Practical Farmers of Iowa is conducting research with livestock producers planting cover crops in the North Raccoon Watershed to estimate the amount of feed that is offset by grazing or harvesting cover crops as forage.

Mark Schleisman, who farms about 4,500 acres in Calhoun and Carroll counties, is taking part in the research. He began using cover crops to protect the soil, but said now it's also an important practice for his cattle.

"Some of the acres we'll graze in the fall, some of the acres we'll graze in the spring and calve on them, and some acres we will graze fall and spring both, depending on the growth," he said. "But it gives the cow herd a green material to be eating at the same time as gleaning the stock residue left over. Keep them more satisfied."

Along with Schleisman, five other members of Practical Farmers of Iowa are participating in this research project. He said he's hopeful to have numbers on financial returns in the next year.
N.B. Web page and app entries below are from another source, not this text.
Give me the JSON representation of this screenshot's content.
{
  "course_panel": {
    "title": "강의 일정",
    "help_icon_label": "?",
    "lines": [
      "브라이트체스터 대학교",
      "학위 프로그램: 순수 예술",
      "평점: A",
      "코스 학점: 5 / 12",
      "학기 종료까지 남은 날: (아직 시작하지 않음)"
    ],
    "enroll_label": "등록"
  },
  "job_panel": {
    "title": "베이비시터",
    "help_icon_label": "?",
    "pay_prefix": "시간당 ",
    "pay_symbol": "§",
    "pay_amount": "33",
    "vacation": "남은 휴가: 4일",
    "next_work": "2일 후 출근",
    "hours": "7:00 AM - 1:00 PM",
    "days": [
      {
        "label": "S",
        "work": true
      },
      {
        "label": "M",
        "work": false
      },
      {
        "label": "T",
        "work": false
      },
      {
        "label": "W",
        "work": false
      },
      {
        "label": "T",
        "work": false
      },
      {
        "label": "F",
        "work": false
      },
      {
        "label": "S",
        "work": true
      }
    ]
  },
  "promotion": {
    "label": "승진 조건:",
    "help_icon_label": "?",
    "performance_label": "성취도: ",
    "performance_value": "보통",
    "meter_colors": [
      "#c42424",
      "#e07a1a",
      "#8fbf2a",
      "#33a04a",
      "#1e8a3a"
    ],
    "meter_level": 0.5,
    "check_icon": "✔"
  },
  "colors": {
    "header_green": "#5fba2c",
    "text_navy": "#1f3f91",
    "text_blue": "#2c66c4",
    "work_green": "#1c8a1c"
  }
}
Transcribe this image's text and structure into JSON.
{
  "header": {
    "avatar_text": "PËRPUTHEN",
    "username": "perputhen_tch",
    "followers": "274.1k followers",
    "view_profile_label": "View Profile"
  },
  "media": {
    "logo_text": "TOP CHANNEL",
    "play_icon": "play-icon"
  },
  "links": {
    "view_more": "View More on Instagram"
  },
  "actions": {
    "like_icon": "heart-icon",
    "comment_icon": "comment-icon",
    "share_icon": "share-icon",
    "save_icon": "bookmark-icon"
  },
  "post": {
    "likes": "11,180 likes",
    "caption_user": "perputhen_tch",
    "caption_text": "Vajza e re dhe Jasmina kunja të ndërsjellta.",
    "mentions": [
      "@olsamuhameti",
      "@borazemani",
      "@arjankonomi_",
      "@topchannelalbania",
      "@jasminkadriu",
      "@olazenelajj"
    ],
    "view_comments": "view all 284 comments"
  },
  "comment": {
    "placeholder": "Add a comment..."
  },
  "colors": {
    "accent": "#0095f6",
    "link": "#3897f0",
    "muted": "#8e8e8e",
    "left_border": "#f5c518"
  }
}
PFI research has found that cover crops can produce up to three tons of forage per acre.

The research area includes Sac, Calhoun and Buena Vista counties, all of which are involved in a lawsuit over nutrient runoff in the Raccoon River watershed. Since cover crops help reduce nitrogen and phosphorus runoff, Schleisman said they're a good strategy for addressing the nutrient pollution problem.

"Whether it be different fertilizing practices that we can utilize or things like cover crops where we can retain those nutrients," he said, "It's just our responsibility to do what we can, do our best at reducing the amount of nutrients that enter the groundwater or stream water."

Schleisman will be at the Farm Progress Show in Boone County on Thursday to answer questions about cover crops.

Mary Kuhlman, Public News Service - IA